- _Assigned task_
Copy every record below exactly, leaving out any pictures.

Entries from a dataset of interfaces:
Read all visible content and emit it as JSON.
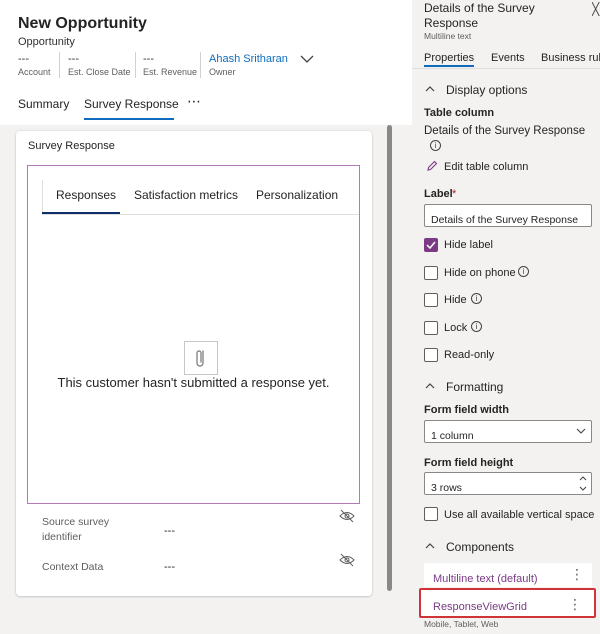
{
  "form": {
    "title": "New Opportunity",
    "entity": "Opportunity",
    "header_fields": [
      {
        "value": "---",
        "label": "Account"
      },
      {
        "value": "---",
        "label": "Est. Close Date"
      },
      {
        "value": "---",
        "label": "Est. Revenue"
      },
      {
        "value": "Ahash Sritharan",
        "label": "Owner"
      }
    ],
    "tabs": [
      "Summary",
      "Survey Response",
      "⋯"
    ],
    "active_tab": "Survey Response",
    "section_title": "Survey Response",
    "embed": {
      "tabs": [
        "Responses",
        "Satisfaction metrics",
        "Personalization"
      ],
      "empty_message": "This customer hasn't submitted a response yet."
    },
    "fields": [
      {
        "label": "Source survey identifier",
        "value": "---"
      },
      {
        "label": "Context Data",
        "value": "---"
      }
    ]
  },
  "pane": {
    "title": "Details of the Survey Response",
    "subtitle": "Multiline text",
    "tabs": [
      "Properties",
      "Events",
      "Business rule"
    ],
    "display_options": {
      "header": "Display options",
      "table_column_label": "Table column",
      "table_column_value": "Details of the Survey Response",
      "edit_label": "Edit table column",
      "label_label": "Label",
      "label_required": "*",
      "label_value": "Details of the Survey Response",
      "checkboxes": [
        {
          "label": "Hide label",
          "checked": true
        },
        {
          "label": "Hide on phone",
          "checked": false
        },
        {
          "label": "Hide",
          "checked": false
        },
        {
          "label": "Lock",
          "checked": false
        },
        {
          "label": "Read-only",
          "checked": false
        }
      ]
    },
    "formatting": {
      "header": "Formatting",
      "width_label": "Form field width",
      "width_value": "1 column",
      "height_label": "Form field height",
      "height_value": "3 rows",
      "use_all_space_label": "Use all available vertical space"
    },
    "components": {
      "header": "Components",
      "items": [
        "Multiline text (default)",
        "ResponseViewGrid"
      ],
      "footnote": "Mobile, Tablet, Web"
    }
  },
  "colors": {
    "accent_blue": "#0f6cbd",
    "purple": "#7b3a85",
    "highlight_red": "#d13438"
  }
}
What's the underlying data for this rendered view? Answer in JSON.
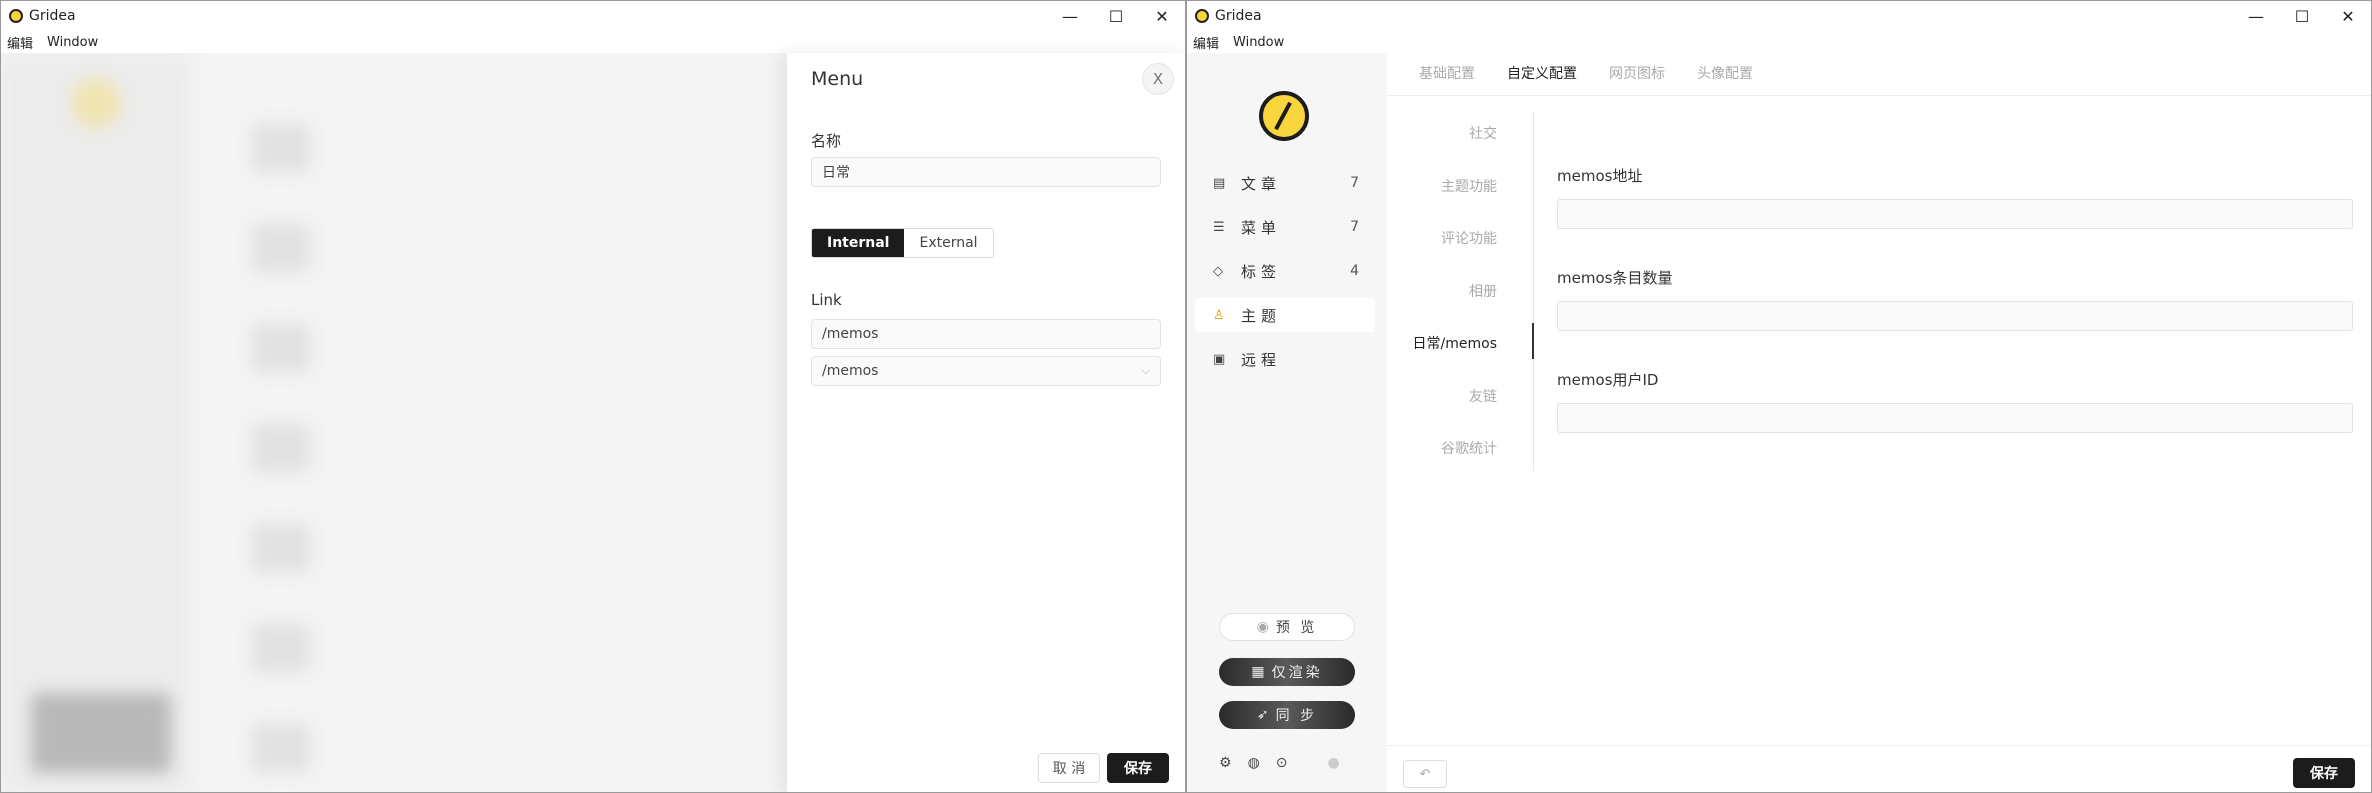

- _Result for this task_
Read all visible content and emit it as JSON.
{
  "form": {
    "title": "New Opportunity",
    "entity": "Opportunity",
    "header_fields": [
      {
        "value": "---",
        "label": "Account"
      },
      {
        "value": "---",
        "label": "Est. Close Date"
      },
      {
        "value": "---",
        "label": "Est. Revenue"
      },
      {
        "value": "Ahash Sritharan",
        "label": "Owner"
      }
    ],
    "tabs": [
      "Summary",
      "Survey Response",
      "⋯"
    ],
    "active_tab": "Survey Response",
    "section_title": "Survey Response",
    "embed": {
      "tabs": [
        "Responses",
        "Satisfaction metrics",
        "Personalization"
      ],
      "empty_message": "This customer hasn't submitted a response yet."
    },
    "fields": [
      {
        "label": "Source survey identifier",
        "value": "---"
      },
      {
        "label": "Context Data",
        "value": "---"
      }
    ]
  },
  "pane": {
    "title": "Details of the Survey Response",
    "subtitle": "Multiline text",
    "tabs": [
      "Properties",
      "Events",
      "Business rule"
    ],
    "display_options": {
      "header": "Display options",
      "table_column_label": "Table column",
      "table_column_value": "Details of the Survey Response",
      "edit_label": "Edit table column",
      "label_label": "Label",
      "label_required": "*",
      "label_value": "Details of the Survey Response",
      "checkboxes": [
        {
          "label": "Hide label",
          "checked": true
        },
        {
          "label": "Hide on phone",
          "checked": false
        },
        {
          "label": "Hide",
          "checked": false
        },
        {
          "label": "Lock",
          "checked": false
        },
        {
          "label": "Read-only",
          "checked": false
        }
      ]
    },
    "formatting": {
      "header": "Formatting",
      "width_label": "Form field width",
      "width_value": "1 column",
      "height_label": "Form field height",
      "height_value": "3 rows",
      "use_all_space_label": "Use all available vertical space"
    },
    "components": {
      "header": "Components",
      "items": [
        "Multiline text (default)",
        "ResponseViewGrid"
      ],
      "footnote": "Mobile, Tablet, Web"
    }
  },
  "colors": {
    "accent_blue": "#0f6cbd",
    "purple": "#7b3a85",
    "highlight_red": "#d13438"
  }
}
What's the underlying data for this rendered view? Answer in JSON.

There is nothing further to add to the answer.